Crossrail is going to change the east of London dramatically and not just the places, which have a station on the line.
When I came back from Reading into Paddington station yesterday, I walked to the back of the Inter City 125 train and took the bridge to the Metropolitan line station. Before catching my train to get home, I ventured outside to look at the new entrance, which has just opened.
As you can see the entrance is by the canal and the Paddington Basin. It’s obviously not finished yet and won’t be until Crossrail opens in a few years.
It is an area, that is crying out for a decent cafe, restaurant or bar.
I took this picture on the pedestrian bridge over Paddington station.
It’s amazing what you can do with flexible rubber hose and a couple of jubilee clips! But then you’ve got to make sure the rain from the roof, goes down the drain and not where people walk.
This is an example of the sort of design I like! It’s clever, stylish, practical and above all affordable!
The Metropolitan station at Paddington is emerging from the extensive building works at Paddington station.
Note that there is still quite a lot to do, like installing the lifts.
Paddington station now has a new taxi rank.
It must be one of the best ones in the UK.
It certainly means that if you’re coming into Central London from the west and need a taxi, it’s a good station to pick one up.
Note how the taxi rank is properly numbered, so you can arrange to meet on a particular number!
For those of you, who know Kings Cross station, they started running to the station at the end of the 1970s, which is just about the time, that the disgusting dark green extension was erected.
The irony is that they’ll actually outlive the extension, by several years.
So good old British Rail did get some things right. But not stations! Where should Network Rail’s refurbishment experts strike next in London? After all, they’ve now done or have nearly finished St. Pancras, Stratford, Clapham Junction, Blackfriars, Kings Cross and Paddington. I think London Bridge and Waterloo are being planned. But what about the others!
Vote now and vote often.
The trains out of Paddington are some of the most overcrowded in the UK. So First Great Western are doing the sensible thing and adding an extra coach to their High Speed Diesel Trains. Currently, their trains have a two power car plus eight coach formation, whereas those on the East Coast are two plus nine.

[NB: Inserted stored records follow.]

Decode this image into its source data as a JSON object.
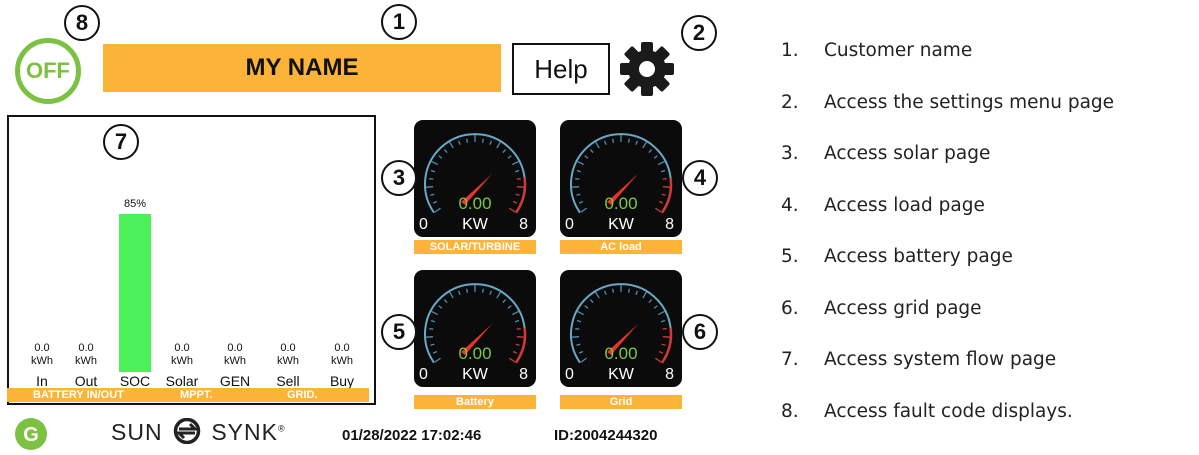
{
  "header": {
    "off_label": "OFF",
    "customer_name": "MY NAME",
    "help_label": "Help",
    "settings_icon": "gear-icon"
  },
  "callouts": [
    "1",
    "2",
    "3",
    "4",
    "5",
    "6",
    "7",
    "8"
  ],
  "chart_data": {
    "type": "bar",
    "categories": [
      "In",
      "Out",
      "SOC",
      "Solar",
      "GEN",
      "Sell",
      "Buy"
    ],
    "values": [
      0.0,
      0.0,
      85,
      0.0,
      0.0,
      0.0,
      0.0
    ],
    "value_labels": [
      "0.0",
      "0.0",
      "85%",
      "0.0",
      "0.0",
      "0.0",
      "0.0"
    ],
    "units": [
      "kWh",
      "kWh",
      "",
      "kWh",
      "kWh",
      "kWh",
      "kWh"
    ],
    "group_labels": [
      "BATTERY IN/OUT",
      "MPPT.",
      "GRID."
    ],
    "ylim": [
      0,
      100
    ],
    "bar_color": "#4cf05a"
  },
  "gauges": [
    {
      "label": "SOLAR/TURBINE",
      "value": "0.00",
      "min": "0",
      "max": "8",
      "unit": "KW"
    },
    {
      "label": "AC load",
      "value": "0.00",
      "min": "0",
      "max": "8",
      "unit": "KW"
    },
    {
      "label": "Battery",
      "value": "0.00",
      "min": "0",
      "max": "8",
      "unit": "KW"
    },
    {
      "label": "Grid",
      "value": "0.00",
      "min": "0",
      "max": "8",
      "unit": "KW"
    }
  ],
  "footer": {
    "logo_letter": "G",
    "brand_left": "SUN",
    "brand_right": "SYNK",
    "brand_mark": "®",
    "datetime": "01/28/2022  17:02:46",
    "device_id": "ID:2004244320"
  },
  "legend": [
    {
      "num": "1.",
      "text": "Customer name"
    },
    {
      "num": "2.",
      "text": "Access the settings menu page"
    },
    {
      "num": "3.",
      "text": "Access solar page"
    },
    {
      "num": "4.",
      "text": "Access load page"
    },
    {
      "num": "5.",
      "text": "Access battery page"
    },
    {
      "num": "6.",
      "text": "Access grid page"
    },
    {
      "num": "7.",
      "text": "Access system flow page"
    },
    {
      "num": "8.",
      "text": "Access fault code displays."
    }
  ],
  "colors": {
    "accent_orange": "#fbb437",
    "status_green": "#7dc142",
    "gauge_bg": "#0b0b0b",
    "needle_red": "#e8332c"
  }
}
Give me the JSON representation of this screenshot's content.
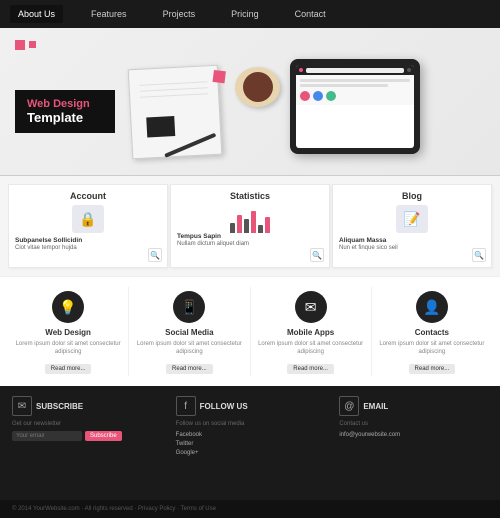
{
  "nav": {
    "items": [
      {
        "label": "About Us",
        "active": true
      },
      {
        "label": "Features",
        "active": false
      },
      {
        "label": "Projects",
        "active": false
      },
      {
        "label": "Pricing",
        "active": false
      },
      {
        "label": "Contact",
        "active": false
      }
    ]
  },
  "hero": {
    "line1": "Web Design",
    "line2": "Template"
  },
  "cards": [
    {
      "title": "Account",
      "subtitle": "Subpanelse Sollicidin",
      "text": "Ciot vitae tempor hujda"
    },
    {
      "title": "Statistics",
      "subtitle": "Tempus Sapin",
      "text": "Nullam dictum aliquet diam"
    },
    {
      "title": "Blog",
      "subtitle": "Aliquam Massa",
      "text": "Nun et finque sico seil"
    }
  ],
  "features": [
    {
      "title": "Web Design",
      "text": "Lorem ipsum dolor sit amet consectetur adipiscing",
      "btn": "Read more..."
    },
    {
      "title": "Social Media",
      "text": "Lorem ipsum dolor sit amet consectetur adipiscing",
      "btn": "Read more..."
    },
    {
      "title": "Mobile Apps",
      "text": "Lorem ipsum dolor sit amet consectetur adipiscing",
      "btn": "Read more..."
    },
    {
      "title": "Contacts",
      "text": "Lorem ipsum dolor sit amet consectetur adipiscing",
      "btn": "Read more..."
    }
  ],
  "footer": {
    "cols": [
      {
        "icon": "✉",
        "label": "Subscribe",
        "sub": "Get our newsletter",
        "input_placeholder": "Your email",
        "btn": "Subscribe"
      },
      {
        "icon": "f",
        "label": "Follow Us",
        "sub": "Follow us on social media",
        "links": [
          "Facebook",
          "Twitter",
          "Google+"
        ]
      },
      {
        "icon": "@",
        "label": "Email",
        "sub": "Contact us",
        "text": "info@yourwebsite.com"
      }
    ],
    "bottom": "© 2014 YourWebsite.com · All rights reserved · Privacy Policy · Terms of Use"
  }
}
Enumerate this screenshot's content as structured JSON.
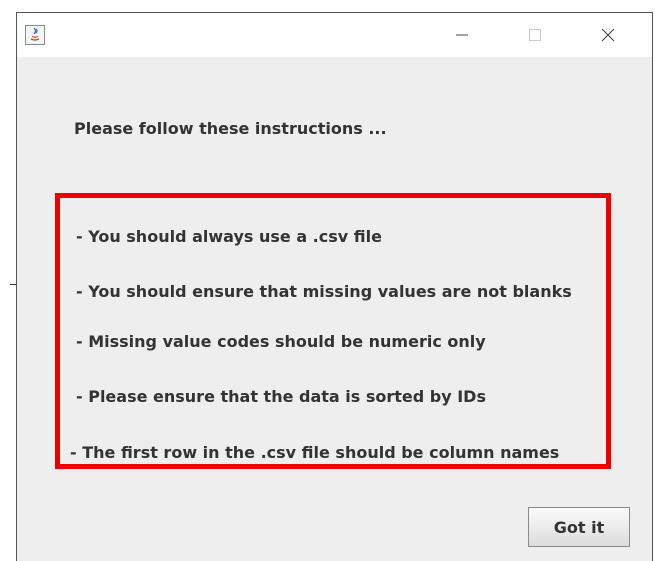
{
  "window": {
    "controls": {
      "minimize_icon": "minimize-icon",
      "maximize_icon": "maximize-icon",
      "close_icon": "close-icon"
    }
  },
  "dialog": {
    "heading": "Please follow these instructions ...",
    "instructions": [
      "- You should always use a .csv file",
      "- You should ensure that missing values are not blanks",
      "- Missing value codes should be numeric only",
      "- Please ensure that the data is sorted by IDs",
      "- The first row in the .csv file should be column names"
    ],
    "button_label": "Got it"
  },
  "colors": {
    "highlight_border": "#ee0000",
    "background": "#eeeeee"
  }
}
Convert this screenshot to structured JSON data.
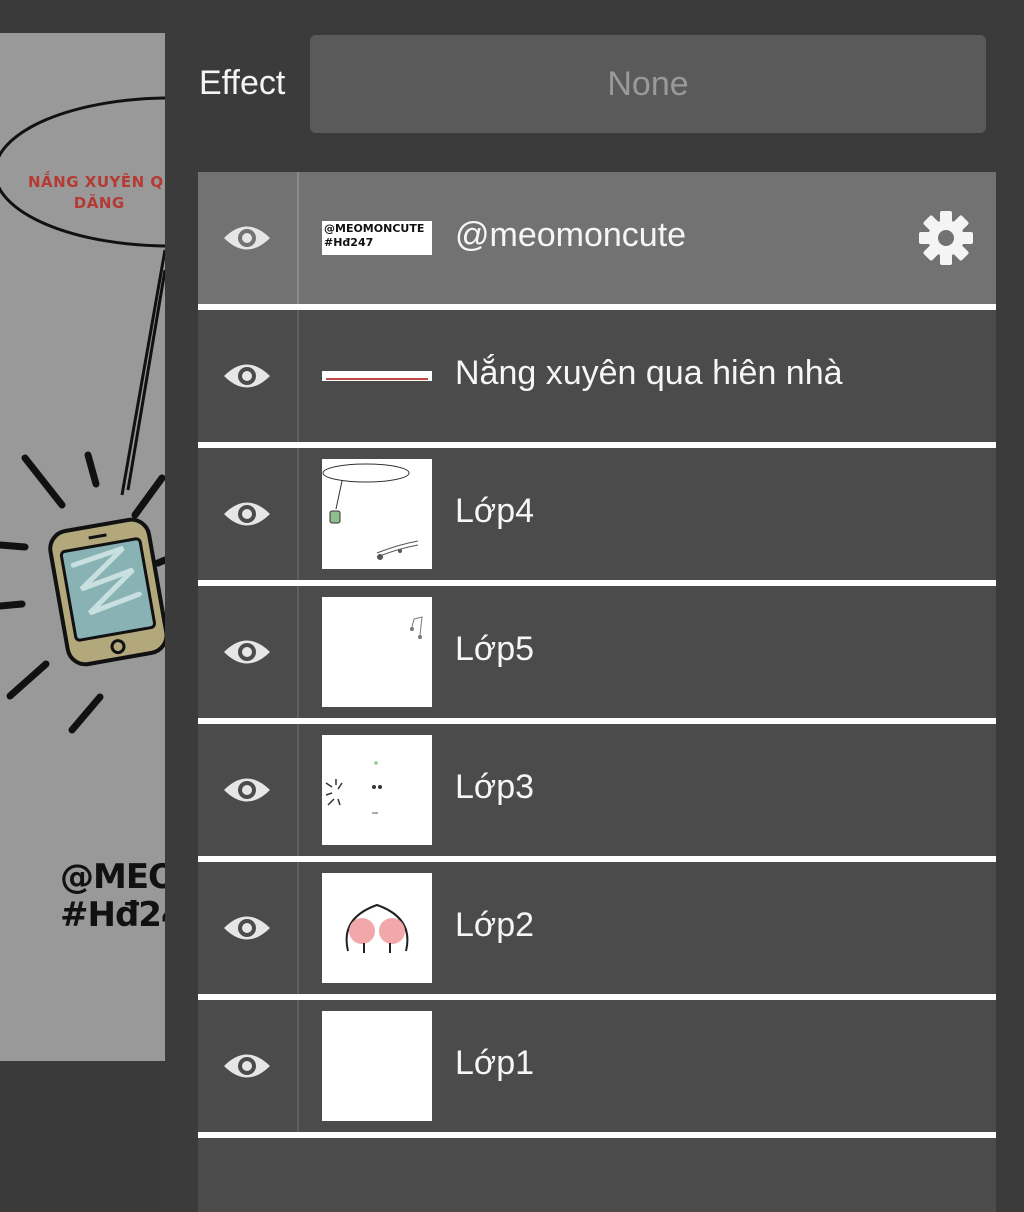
{
  "canvas": {
    "bubble_text": "NẮNG XUYÊN Q\n        DĂNG",
    "watermark_text": "@MEO\n#Hđ24"
  },
  "effect": {
    "label": "Effect",
    "value": "None"
  },
  "layers": [
    {
      "name": "@meomoncute",
      "selected": true,
      "visible": true,
      "thumb_text": "@MEOMONCUTE\n#Hđ247",
      "has_settings": true
    },
    {
      "name": "Nắng xuyên qua hiên nhà",
      "selected": false,
      "visible": true
    },
    {
      "name": "Lớp4",
      "selected": false,
      "visible": true
    },
    {
      "name": "Lớp5",
      "selected": false,
      "visible": true
    },
    {
      "name": "Lớp3",
      "selected": false,
      "visible": true
    },
    {
      "name": "Lớp2",
      "selected": false,
      "visible": true
    },
    {
      "name": "Lớp1",
      "selected": false,
      "visible": true
    }
  ],
  "icons": {
    "visibility": "eye-icon",
    "settings": "gear-icon"
  },
  "colors": {
    "panel_bg": "#3b3b3b",
    "row_bg": "#4b4b4b",
    "row_selected": "#727272",
    "separator": "#ffffff"
  }
}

So they have found a source of redundant buffet cars and these are being re-manufactured and fitted with seats, as reported here on the BBC.
Some reports are a bit sniffy about this approach and have called it rather stopgap.
But I would say it is a tribute to the design of the High Speed Diesel Train, that has always been capable of sandwiching any number of coaches up to nine between the two diesel power cars.
What puzzles me, is why wasn’t this simple idea, carried out sooner. But then those in the Department for Transport didn’t want anything to get in their way of their trips to Japan to clear the way for Hitachi.
Long after those civil servants have retired, High Speed Diesel Trains and their Mk III coaches will still be running.